The Stoics were not only familiar with this attitude but they embraced it. Two thousand years ago, writing in his own personal journal which would become known as Meditations, Emperor Marcus Aurelius would say:
“A blazing fire makes flame and brightness out of everything that is thrown into it.”
Another Stoic, Epictetus, who as a crippled slave has faced adversity after adversity, echoed the same:
“Do not seek for things to happen the way you want them to; rather, wish that what happens happen the way it happens: then you will be happy.”
It is why amor fati is the Stoic mindset that you take on for making the best out of anything that happens: Treating each and every moment — no matter how challenging — as something to be embraced, not avoided. To not only be okay with it, but love it and be better for it. So that like oxygen to a fire, obstacles and adversity become fuel for your potential.
When we accept what happens to us, after understanding that certain things — particularly bad things — are outside our control, we are left with this: loving whatever happens to us and facing it with unfailing cheerfulness and strength. As bestselling author Robert Greene (48 Laws of Power, Mastery) has put it, we need to “accept the fact that all events occur for a reason, and that it is within your capacity to see this reason as positive.”
Amor Fati prompts us to say: We will put our energies and emotions and exertions only where they will have real impact. This is that place. We will tell ourselves: This is what I’ve got to do or put up with? Well, I might as well be happy about it.
The goal is:
Not: I’m okay with this.
Not: I think I feel good about this.
But: I feel great about it. Because if it happened, then it was meant to happen, and I am glad that it did when it did. I am going to make the best of it.
And proceed to do exactly that.
If the event must occur, amor fati is the response.
Yes, it’s a little unnatural to love things we never wanted to happen in the first place. But what other, worse adversities might this one be saving us from? What might we learn from this unchosen experience? What good, equally unexpected events might result from it? We know that in retrospect we often look back at difficult times fondly, almost wistfully, so we might as well feel that now.
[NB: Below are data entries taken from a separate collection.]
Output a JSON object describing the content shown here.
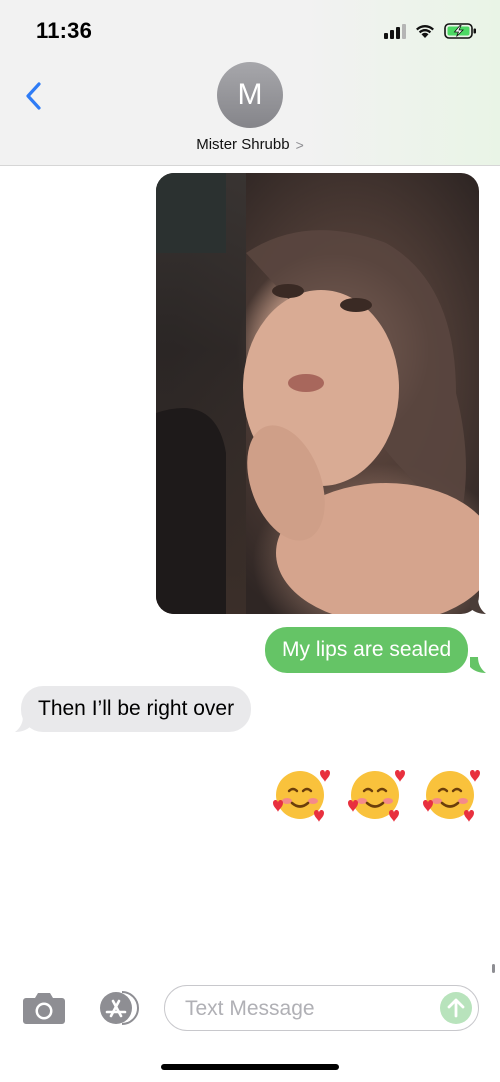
{
  "status_bar": {
    "time": "11:36",
    "icons": [
      "cellular-signal-icon",
      "wifi-icon",
      "battery-charging-icon"
    ]
  },
  "header": {
    "back_icon": "chevron-left-icon",
    "avatar_initial": "M",
    "contact_name": "Mister Shrubb",
    "contact_chevron": ">"
  },
  "messages": [
    {
      "type": "image",
      "direction": "sent",
      "description_icon": "photo-attachment"
    },
    {
      "type": "text",
      "direction": "sent",
      "text": "My lips are sealed"
    },
    {
      "type": "text",
      "direction": "received",
      "text": "Then I’ll be right over"
    },
    {
      "type": "emoji",
      "direction": "sent",
      "emoji": [
        "smiling-face-with-hearts-icon",
        "smiling-face-with-hearts-icon",
        "smiling-face-with-hearts-icon"
      ]
    }
  ],
  "input_bar": {
    "camera_icon": "camera-icon",
    "apps_icon": "app-store-icon",
    "placeholder": "Text Message",
    "value": "",
    "send_icon": "arrow-up-icon"
  },
  "colors": {
    "sent_bubble": "#65c466",
    "received_bubble": "#e9e9eb",
    "accent_blue": "#2f7cf6",
    "send_button_disabled": "#b8e3bc"
  }
}
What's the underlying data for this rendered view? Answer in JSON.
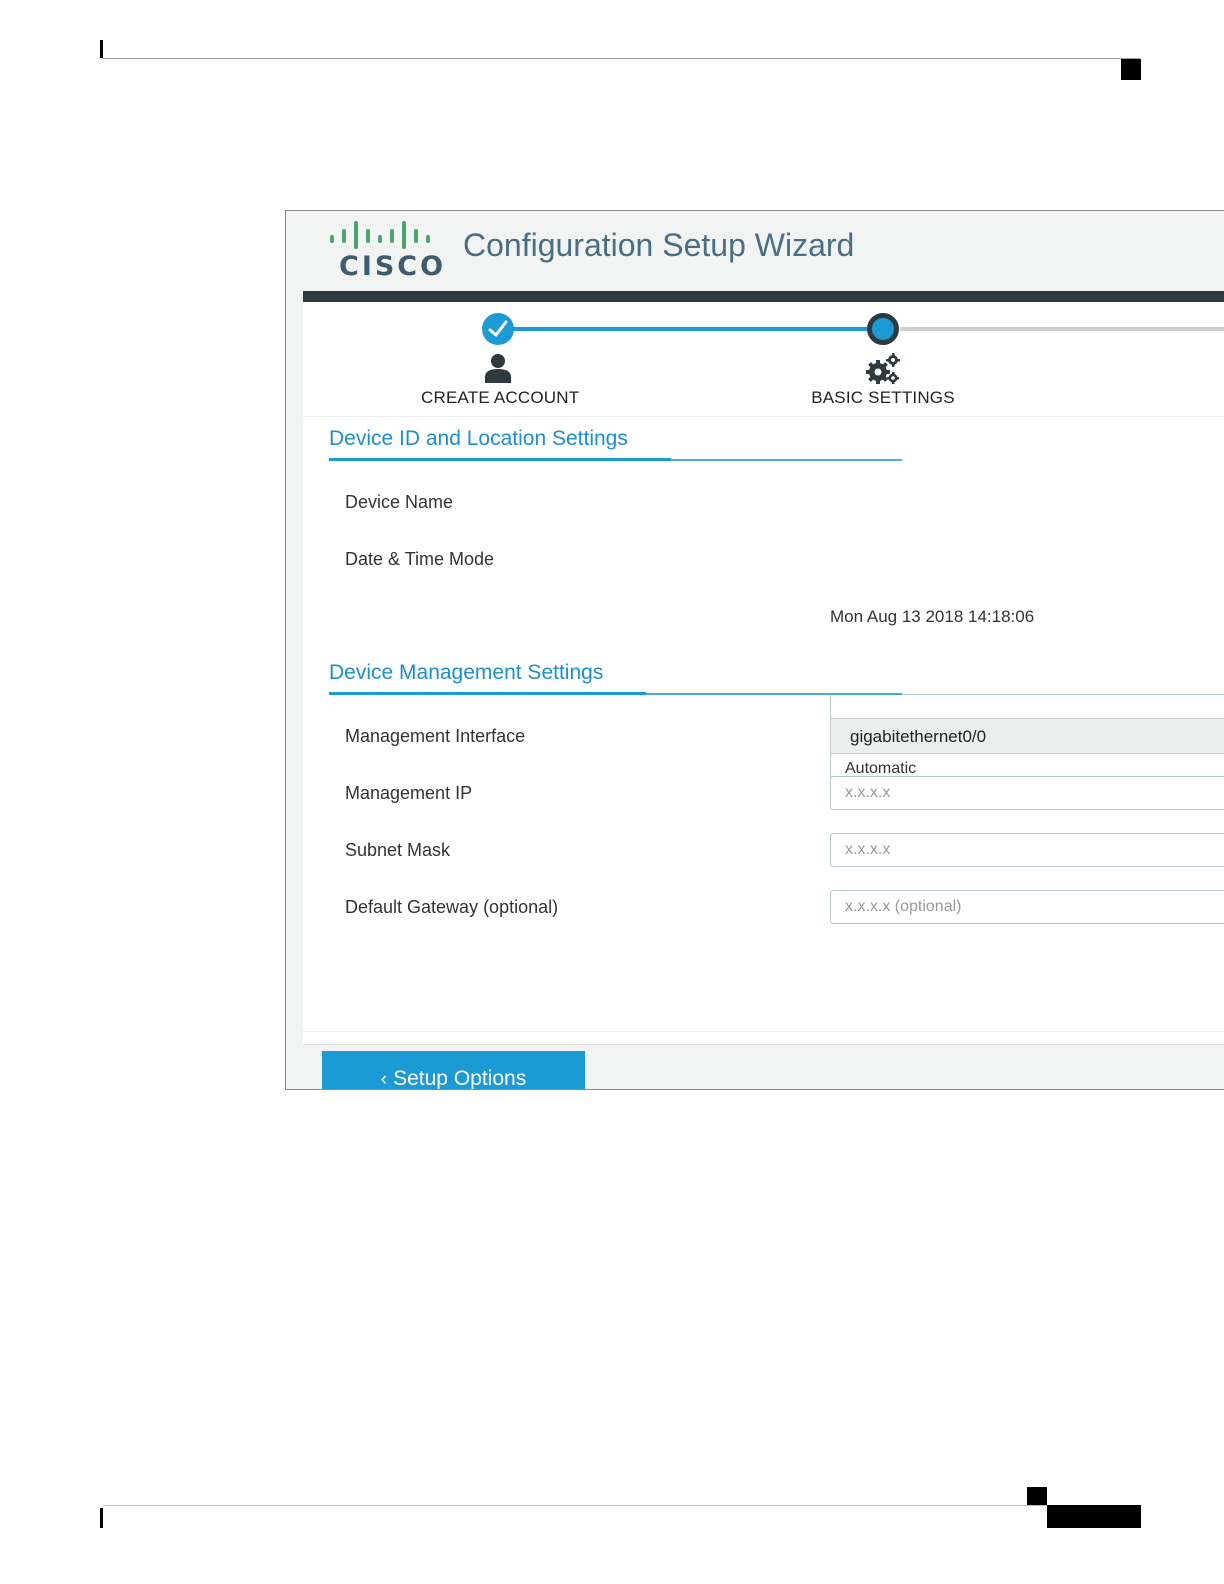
{
  "app": {
    "title": "Configuration Setup Wizard",
    "logo_text": "CISCO"
  },
  "stepper": {
    "steps": [
      {
        "label": "CREATE ACCOUNT",
        "status": "complete",
        "icon": "user-icon"
      },
      {
        "label": "BASIC SETTINGS",
        "status": "current",
        "icon": "gears-icon"
      }
    ]
  },
  "device_id_section": {
    "title": "Device ID and Location Settings",
    "device_name": {
      "label": "Device Name",
      "value": "",
      "placeholder": ""
    },
    "date_time_mode": {
      "label": "Date & Time Mode",
      "value": "Automatic"
    },
    "current_datetime": "Mon Aug 13 2018 14:18:06"
  },
  "management_section": {
    "title": "Device Management Settings",
    "management_interface": {
      "label": "Management Interface",
      "value": "gigabitethernet0/0"
    },
    "management_ip": {
      "label": "Management IP",
      "placeholder": "x.x.x.x"
    },
    "subnet_mask": {
      "label": "Subnet Mask",
      "placeholder": "x.x.x.x"
    },
    "default_gateway": {
      "label": "Default Gateway (optional)",
      "placeholder": "x.x.x.x (optional)"
    }
  },
  "actions": {
    "back_label": "Setup Options",
    "back_chevron": "‹"
  },
  "colors": {
    "accent": "#1c9ad6",
    "dark_band": "#2d3a3f",
    "title_text": "#4a6f83"
  }
}
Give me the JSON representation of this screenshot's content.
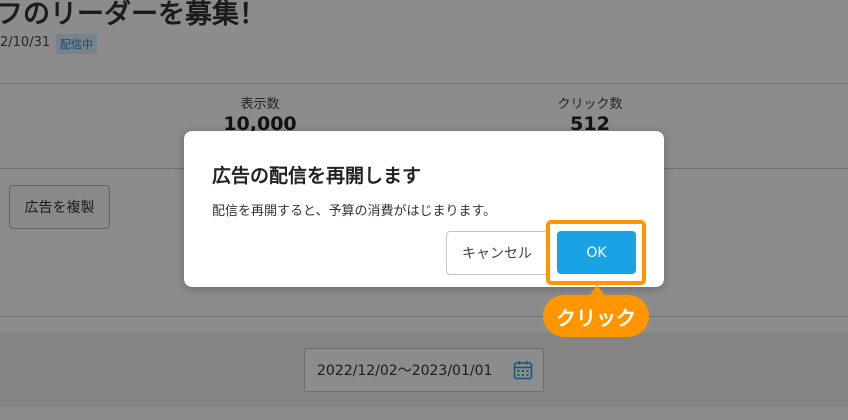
{
  "page": {
    "title": "フのリーダーを募集！",
    "date": "2/10/31",
    "status_badge": "配信中",
    "stats": {
      "impressions_label": "表示数",
      "impressions_value": "10,000",
      "clicks_label": "クリック数",
      "clicks_value": "512"
    },
    "duplicate_button": "広告を複製",
    "date_range": "2022/12/02〜2023/01/01"
  },
  "dialog": {
    "title": "広告の配信を再開します",
    "message": "配信を再開すると、予算の消費がはじまります。",
    "cancel_label": "キャンセル",
    "ok_label": "OK"
  },
  "annotation": {
    "callout": "クリック",
    "highlight_color": "#ff9500"
  },
  "colors": {
    "accent": "#1aa3e4",
    "badge_text": "#1a8fd1"
  },
  "icons": {
    "date_field": "calendar-icon"
  }
}
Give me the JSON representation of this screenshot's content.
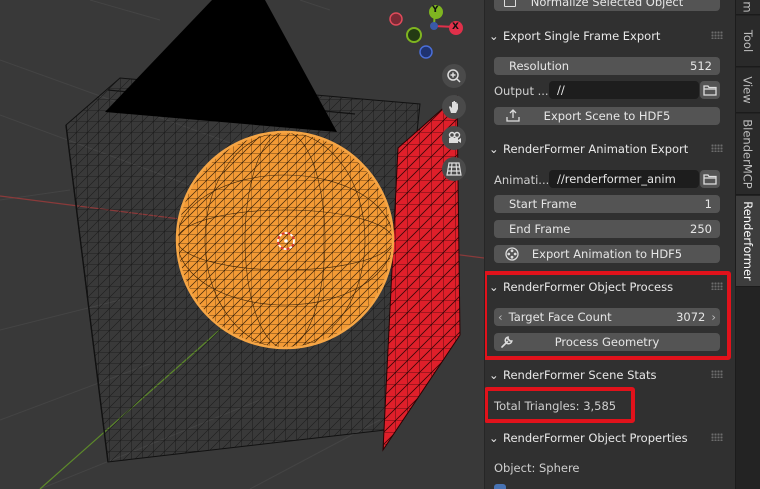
{
  "panel": {
    "normalize_button": "Normalize Selected Object",
    "export_single": {
      "header": "Export Single Frame Export",
      "resolution_label": "Resolution",
      "resolution_value": "512",
      "output_label": "Output ...",
      "output_value": "//",
      "export_button": "Export Scene to HDF5"
    },
    "animation_export": {
      "header": "RenderFormer Animation Export",
      "anim_label": "Animati...",
      "anim_value": "//renderformer_anim",
      "start_label": "Start Frame",
      "start_value": "1",
      "end_label": "End Frame",
      "end_value": "250",
      "export_button": "Export Animation to HDF5"
    },
    "object_process": {
      "header": "RenderFormer Object Process",
      "face_label": "Target Face Count",
      "face_value": "3072",
      "process_button": "Process Geometry"
    },
    "scene_stats": {
      "header": "RenderFormer Scene Stats",
      "triangles": "Total Triangles: 3,585"
    },
    "object_properties": {
      "header": "RenderFormer Object Properties",
      "object": "Object: Sphere"
    }
  },
  "tabs": [
    "m",
    "Tool",
    "View",
    "BlenderMCP",
    "Renderformer"
  ],
  "gizmo": {
    "y_label": "Y",
    "x_label": "X"
  },
  "colors": {
    "highlight": "#e1121b",
    "selection": "#f0902a",
    "plane": "#e0202a"
  }
}
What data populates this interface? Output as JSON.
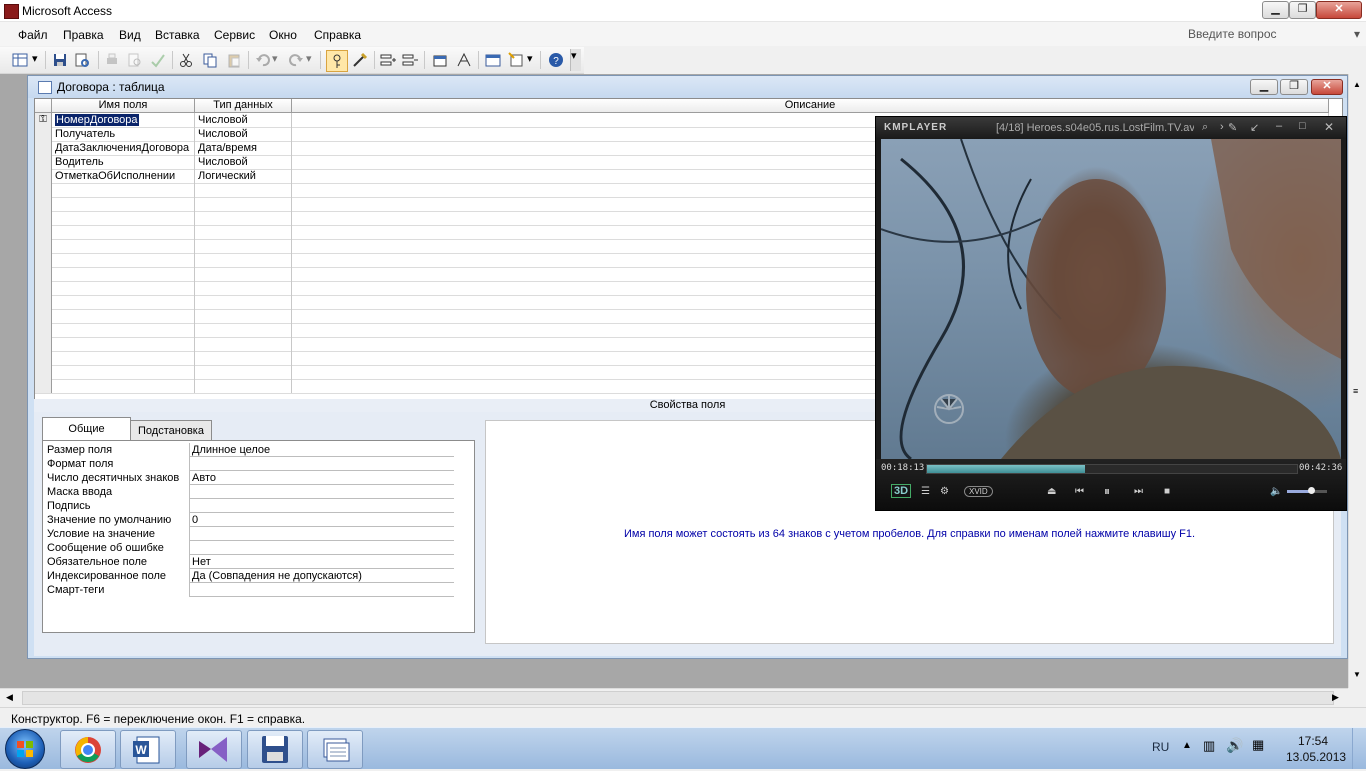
{
  "app": {
    "title": "Microsoft Access"
  },
  "menu": [
    "Файл",
    "Правка",
    "Вид",
    "Вставка",
    "Сервис",
    "Окно",
    "Справка"
  ],
  "ask_placeholder": "Введите вопрос",
  "toolbar_icons": [
    "view-icon",
    "save-icon",
    "table-props-icon",
    "print-icon",
    "print-preview-icon",
    "spelling-icon",
    "cut-icon",
    "copy-icon",
    "paste-icon",
    "undo-icon",
    "redo-icon",
    "primary-key-icon",
    "builder-icon",
    "insert-rows-icon",
    "delete-rows-icon",
    "properties-icon",
    "indexes-icon",
    "database-window-icon",
    "new-object-icon",
    "help-icon"
  ],
  "table_window": {
    "title": "Договора : таблица",
    "columns": [
      "Имя поля",
      "Тип данных",
      "Описание"
    ],
    "rows": [
      {
        "name": "НомерДоговора",
        "type": "Числовой",
        "key": true
      },
      {
        "name": "Получатель",
        "type": "Числовой",
        "key": false
      },
      {
        "name": "ДатаЗаключенияДоговора",
        "type": "Дата/время",
        "key": false
      },
      {
        "name": "Водитель",
        "type": "Числовой",
        "key": false
      },
      {
        "name": "ОтметкаОбИсполнении",
        "type": "Логический",
        "key": false
      }
    ],
    "props_title": "Свойства поля",
    "tabs": [
      "Общие",
      "Подстановка"
    ],
    "active_tab": "Общие",
    "properties": [
      {
        "label": "Размер поля",
        "value": "Длинное целое"
      },
      {
        "label": "Формат поля",
        "value": ""
      },
      {
        "label": "Число десятичных знаков",
        "value": "Авто"
      },
      {
        "label": "Маска ввода",
        "value": ""
      },
      {
        "label": "Подпись",
        "value": ""
      },
      {
        "label": "Значение по умолчанию",
        "value": "0"
      },
      {
        "label": "Условие на значение",
        "value": ""
      },
      {
        "label": "Сообщение об ошибке",
        "value": ""
      },
      {
        "label": "Обязательное поле",
        "value": "Нет"
      },
      {
        "label": "Индексированное поле",
        "value": "Да (Совпадения не допускаются)"
      },
      {
        "label": "Смарт-теги",
        "value": ""
      }
    ],
    "help_text": "Имя поля может состоять из 64 знаков с учетом пробелов.  Для справки по именам полей нажмите клавишу F1."
  },
  "status_text": "Конструктор.  F6 = переключение окон.  F1 = справка.",
  "kmplayer": {
    "logo": "KMPLAYER",
    "title": "[4/18] Heroes.s04e05.rus.LostFilm.TV.avi",
    "time_elapsed": "00:18:13",
    "time_total": "00:42:36",
    "progress": 0.4277,
    "codec_badge": "XVID",
    "badge_3d": "3D",
    "volume": 0.6
  },
  "taskbar": {
    "apps": [
      "chrome-icon",
      "word-icon",
      "visual-studio-icon",
      "save-disk-icon",
      "windows-explorer-icon"
    ],
    "lang": "RU",
    "time": "17:54",
    "date": "13.05.2013"
  }
}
That is not to say that the good will always outweigh the bad. Still, embrace all of it. Don’t wish for it to be any different. You don’t have to like it to work with it — to use it to your advantage. Amor fati — a love of what happens. Because that’s your only option.